But one of the more interesting responses to this whole business comes from a Green Bay Packers fan who suggests that the public take this opportunity change the ownership structure of sports teams altogether. Harvey Wasserman’s solution may seem extreme and is unlikely to be implemented, but that does not mean that it doesn’t possess some degree of merit.
The proposal is that all sports go, like the Packers, into public ownership. Wasserman isn’t the only one fantasizing in this manner. I’ve heard second hand that Newt Gingrich is on record as suggesting that a solution for the Clippers mess is for the City of Los Angles to take ownership of the team. What right does the public have to seize these assets? Because the public is already, in so many cases already providing the lions share of the operating funds for these enterprises in the first place. First, as tax payers we provide these franchises with generous subsidies and tax breaks in order to provide them with a platform from which to do business. After you subsidize them, if you are fortunate enough to be able to attend the games these organizations will then gouge you for the experience. Overpriced tickets, overpriced parking, overpriced food, the list goes on. And then there is costs borne by all of us as sponsoring corporations pass on their advertising and marketing costs to their consumers.
And if you don’t go along with this program there is always the threat that the team will take its ball and go elsewhere; a fate that has been experienced by the good citizens of Baltimore, Cleveland (twice), Houston, Oakland, Los Angles (three times), Chicago, Dallas (twice) and St Louis. Buffalo could be next. And what were the crimes that brought these municipalities to this point? In most cases a lack of blind loyalty to organizations producing a product that was mediocre at best, or an unwillingness to whore themselves out any further.
The larger point is that no community should be held hostage by one man or a small oligarch when they play such a central role in both the operating expenses and the consumption of the product.

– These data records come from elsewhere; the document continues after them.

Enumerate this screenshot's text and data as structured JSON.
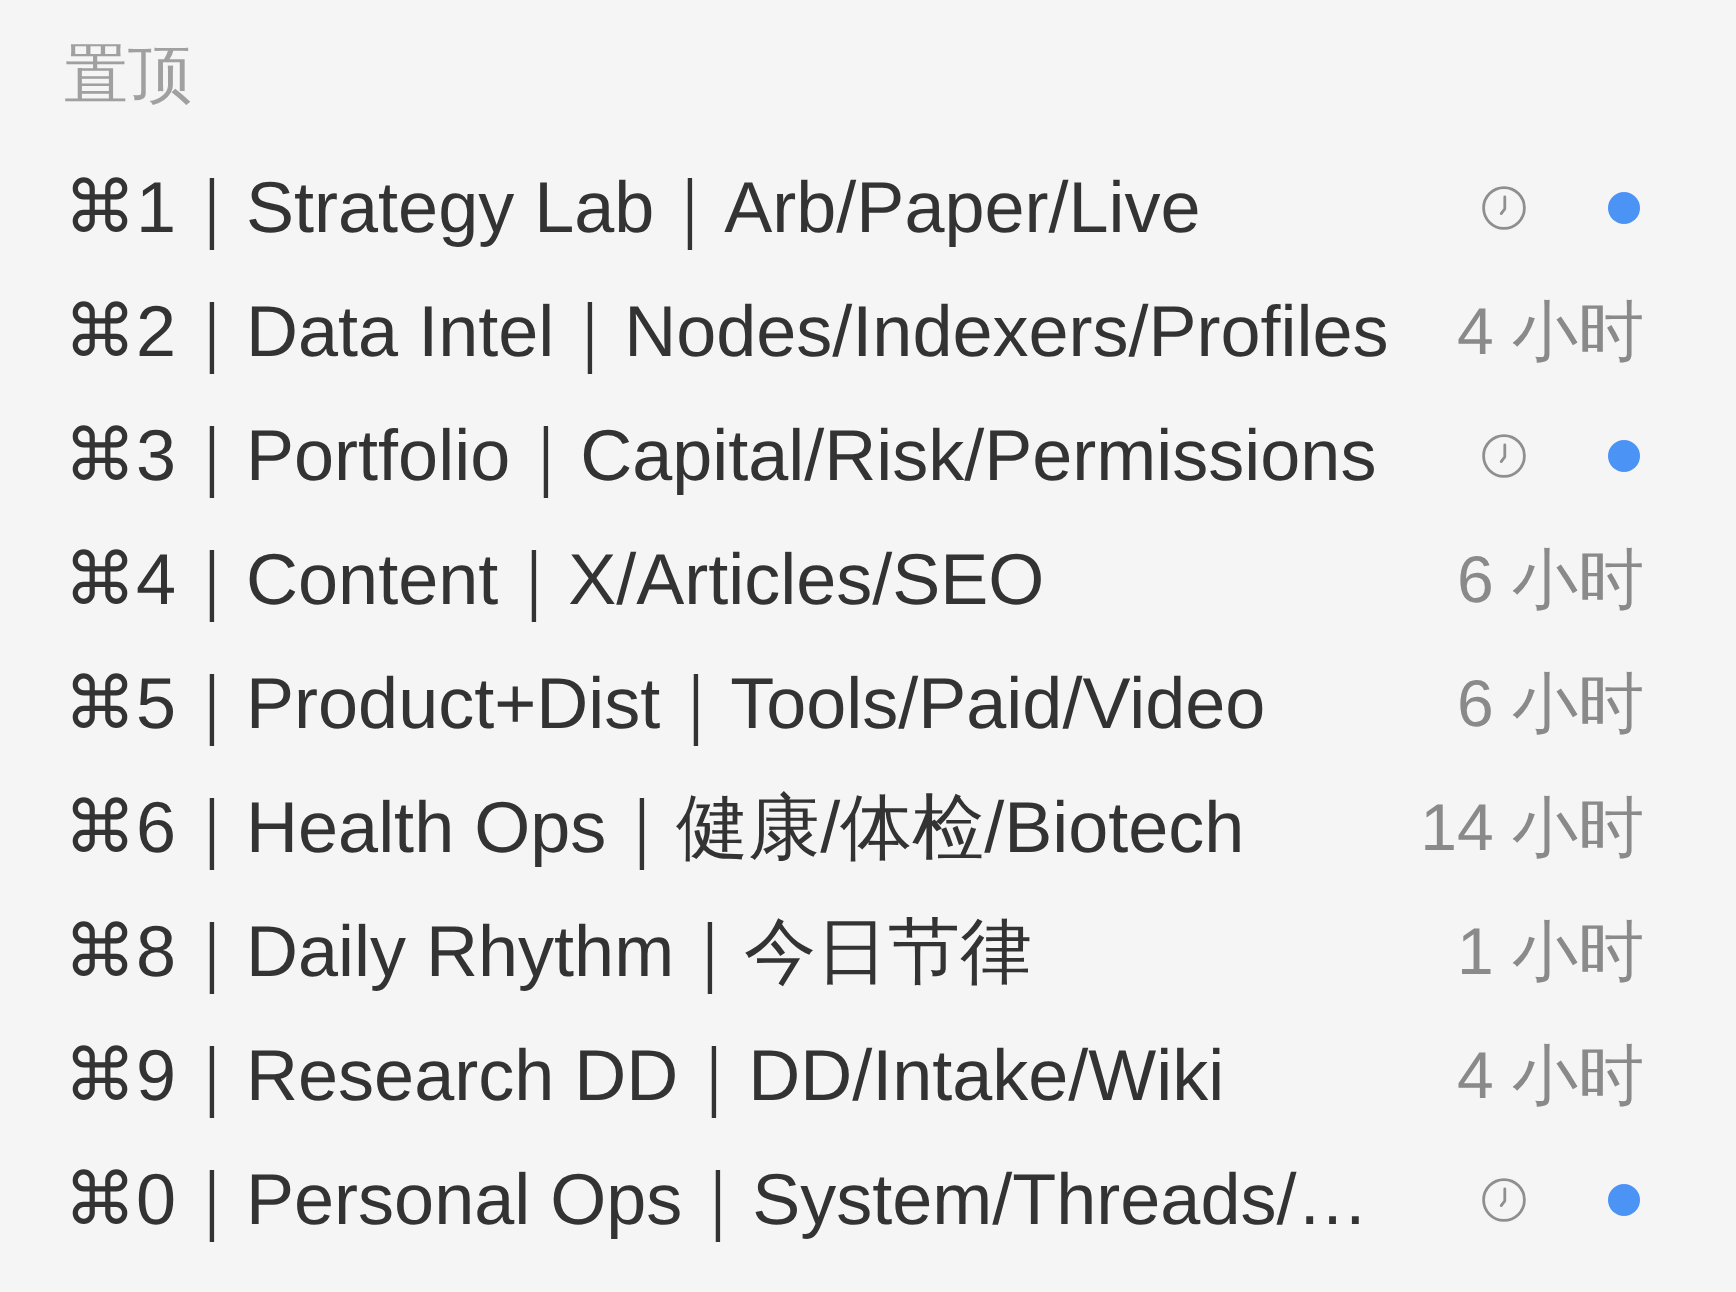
{
  "section": {
    "title": "置顶"
  },
  "items": [
    {
      "label": "⌘1｜Strategy Lab｜Arb/Paper/Live",
      "kind": "scheduled",
      "unread": true
    },
    {
      "label": "⌘2｜Data Intel｜Nodes/Indexers/Profiles",
      "kind": "time",
      "time": "4 小时",
      "unread": false
    },
    {
      "label": "⌘3｜Portfolio｜Capital/Risk/Permissions",
      "kind": "scheduled",
      "unread": true
    },
    {
      "label": "⌘4｜Content｜X/Articles/SEO",
      "kind": "time",
      "time": "6 小时",
      "unread": false
    },
    {
      "label": "⌘5｜Product+Dist｜Tools/Paid/Video",
      "kind": "time",
      "time": "6 小时",
      "unread": false
    },
    {
      "label": "⌘6｜Health Ops｜健康/体检/Biotech",
      "kind": "time",
      "time": "14 小时",
      "unread": false
    },
    {
      "label": "⌘8｜Daily Rhythm｜今日节律",
      "kind": "time",
      "time": "1 小时",
      "unread": false
    },
    {
      "label": "⌘9｜Research DD｜DD/Intake/Wiki",
      "kind": "time",
      "time": "4 小时",
      "unread": false
    },
    {
      "label": "⌘0｜Personal Ops｜System/Threads/…",
      "kind": "scheduled",
      "unread": true
    }
  ]
}
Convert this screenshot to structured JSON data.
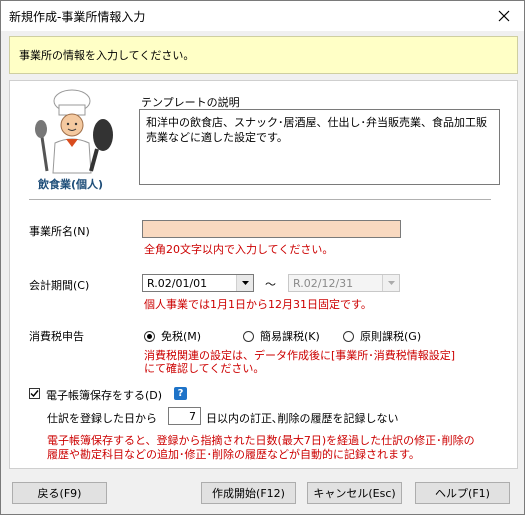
{
  "window": {
    "title": "新規作成-事業所情報入力",
    "close_icon": "close-icon"
  },
  "banner": {
    "text": "事業所の情報を入力してください。"
  },
  "template": {
    "business_type": "飲食業(個人)",
    "description_label": "テンプレートの説明",
    "description": "和洋中の飲食店、スナック･居酒屋、仕出し･弁当販売業、食品加工販売業などに適した設定です。"
  },
  "office": {
    "label": "事業所名(N)",
    "value": "",
    "note": "全角20文字以内で入力してください。"
  },
  "period": {
    "label": "会計期間(C)",
    "start": "R.02/01/01",
    "separator": "〜",
    "end": "R.02/12/31",
    "note": "個人事業では1月1日から12月31日固定です。"
  },
  "tax": {
    "label": "消費税申告",
    "options": [
      "免税(M)",
      "簡易課税(K)",
      "原則課税(G)"
    ],
    "selected": "免税(M)",
    "note_line1": "消費税関連の設定は、データ作成後に[事業所･消費税情報設定]",
    "note_line2": "にて確認してください。"
  },
  "ebook": {
    "checkbox_label": "電子帳簿保存をする(D)",
    "checked": true,
    "help_icon": "?",
    "days_prefix": "仕訳を登録した日から",
    "days": "7",
    "days_suffix": "日以内の訂正､削除の履歴を記録しない",
    "note_line1": "電子帳簿保存すると、登録から指摘された日数(最大7日)を経過した仕訳の修正･削除の",
    "note_line2": "履歴や勘定科目などの追加･修正･削除の履歴などが自動的に記録されます。"
  },
  "buttons": {
    "back": "戻る(F9)",
    "create": "作成開始(F12)",
    "cancel": "キャンセル(Esc)",
    "help": "ヘルプ(F1)"
  }
}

NFL executive Troy Vincent announced the league’s intention to pursue the creation of a developmental league. The last large scale effort of this type was NFL Europe. You have to wonder if some of the impetus for this resulted from the court decision that ruled in favor of the football players from Northwestern University. College football is the current developmental league for the NFL. Might this be a way for the league to hedge its bets?
The Steelers have been selected as finalists to be featured on the HBO reality program. I find myself in agreement with head coach Mike Tomlin in terms of his reservations about participating. But I also guarantee you that I and probably most of you reading this would inhale every minute of the program. And for that reason alone it would be hard not to pick Pittsburgh. It would be a ratings bonanza.
The other former Steelers quarterback named Terry and Butler, Pa., native has been selected to announce the Steelers second round draft selection at Radio City Music Hall.